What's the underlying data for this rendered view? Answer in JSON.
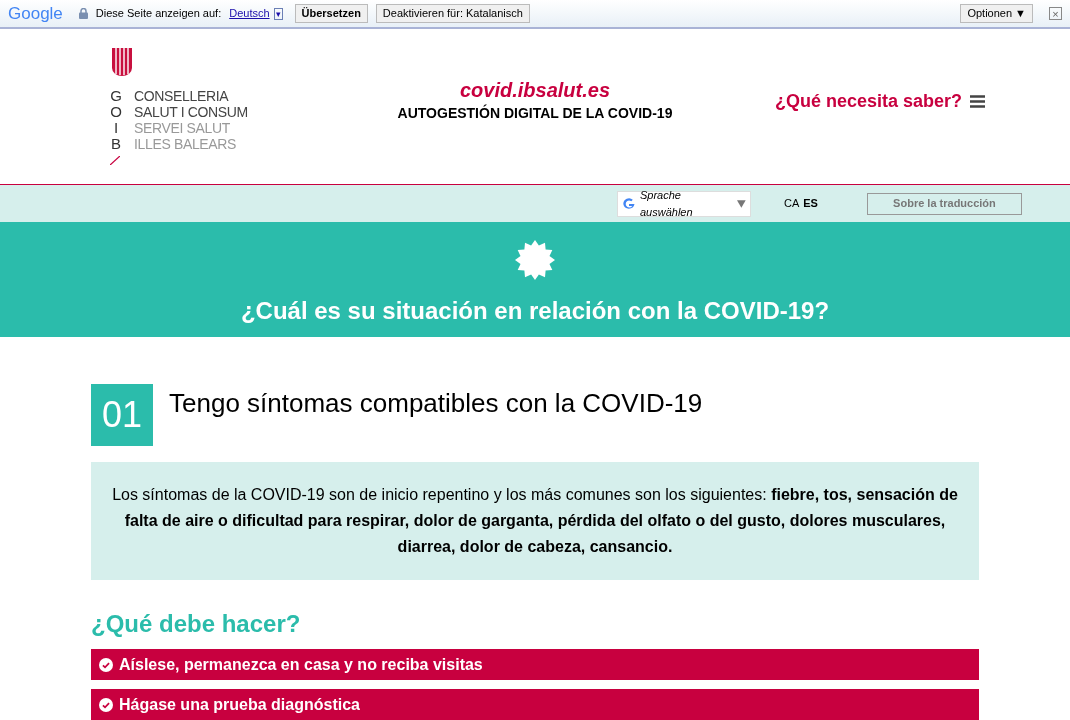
{
  "translate_bar": {
    "brand": "Google",
    "prompt": "Diese Seite anzeigen auf:",
    "language": "Deutsch",
    "dropdown_glyph": "▾",
    "translate_button": "Übersetzen",
    "disable_button": "Deaktivieren für: Katalanisch",
    "options_button": "Optionen ▼",
    "close_glyph": "×"
  },
  "header": {
    "logo_letters": [
      "G",
      "O",
      "I",
      "B"
    ],
    "logo_lines": [
      {
        "text": "CONSELLERIA",
        "kind": "dark"
      },
      {
        "text": "SALUT I CONSUM",
        "kind": "dark"
      },
      {
        "text": "SERVEI SALUT",
        "kind": "light"
      },
      {
        "text": "ILLES BALEARS",
        "kind": "light"
      }
    ],
    "site": "covid.ibsalut.es",
    "subtitle": "AUTOGESTIÓN DIGITAL DE LA COVID-19",
    "menu_label": "¿Qué necesita saber?"
  },
  "language_bar": {
    "selector": "Sprache auswählen",
    "languages": [
      {
        "label": "CA",
        "selected": false
      },
      {
        "label": "ES",
        "selected": true
      }
    ],
    "about_button": "Sobre la traducción"
  },
  "banner": {
    "title": "¿Cuál es su situación en relación con la COVID-19?"
  },
  "section": {
    "number": "01",
    "title": "Tengo síntomas compatibles con la COVID-19",
    "info": "Los síntomas de la COVID-19 son de inicio repentino y los más comunes son los siguientes:  **fiebre, tos, sensación de falta de aire o dificultad para respirar, dolor de garganta, pérdida del olfato o del gusto, dolores musculares, diarrea, dolor de cabeza, cansancio.**",
    "subheading": "¿Qué debe hacer?",
    "actions": [
      "Aíslese, permanezca en casa y no reciba visitas",
      "Hágase una prueba diagnóstica"
    ]
  }
}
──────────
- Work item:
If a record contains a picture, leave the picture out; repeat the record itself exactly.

- Response:
What's the underlying data for this rendered view? Answer in JSON.
{
  "translate_bar": {
    "brand": "Google",
    "prompt": "Diese Seite anzeigen auf:",
    "language": "Deutsch",
    "dropdown_glyph": "▾",
    "translate_button": "Übersetzen",
    "disable_button": "Deaktivieren für: Katalanisch",
    "options_button": "Optionen ▼",
    "close_glyph": "×"
  },
  "header": {
    "logo_letters": [
      "G",
      "O",
      "I",
      "B"
    ],
    "logo_lines": [
      {
        "text": "CONSELLERIA",
        "kind": "dark"
      },
      {
        "text": "SALUT I CONSUM",
        "kind": "dark"
      },
      {
        "text": "SERVEI SALUT",
        "kind": "light"
      },
      {
        "text": "ILLES BALEARS",
        "kind": "light"
      }
    ],
    "site": "covid.ibsalut.es",
    "subtitle": "AUTOGESTIÓN DIGITAL DE LA COVID-19",
    "menu_label": "¿Qué necesita saber?"
  },
  "language_bar": {
    "selector": "Sprache auswählen",
    "languages": [
      {
        "label": "CA",
        "selected": false
      },
      {
        "label": "ES",
        "selected": true
      }
    ],
    "about_button": "Sobre la traducción"
  },
  "banner": {
    "title": "¿Cuál es su situación en relación con la COVID-19?"
  },
  "section": {
    "number": "01",
    "title": "Tengo síntomas compatibles con la COVID-19",
    "info": "Los síntomas de la COVID-19 son de inicio repentino y los más comunes son los siguientes:  **fiebre, tos, sensación de falta de aire o dificultad para respirar, dolor de garganta, pérdida del olfato o del gusto, dolores musculares, diarrea, dolor de cabeza, cansancio.**",
    "subheading": "¿Qué debe hacer?",
    "actions": [
      "Aíslese, permanezca en casa y no reciba visitas",
      "Hágase una prueba diagnóstica"
    ]
  }
}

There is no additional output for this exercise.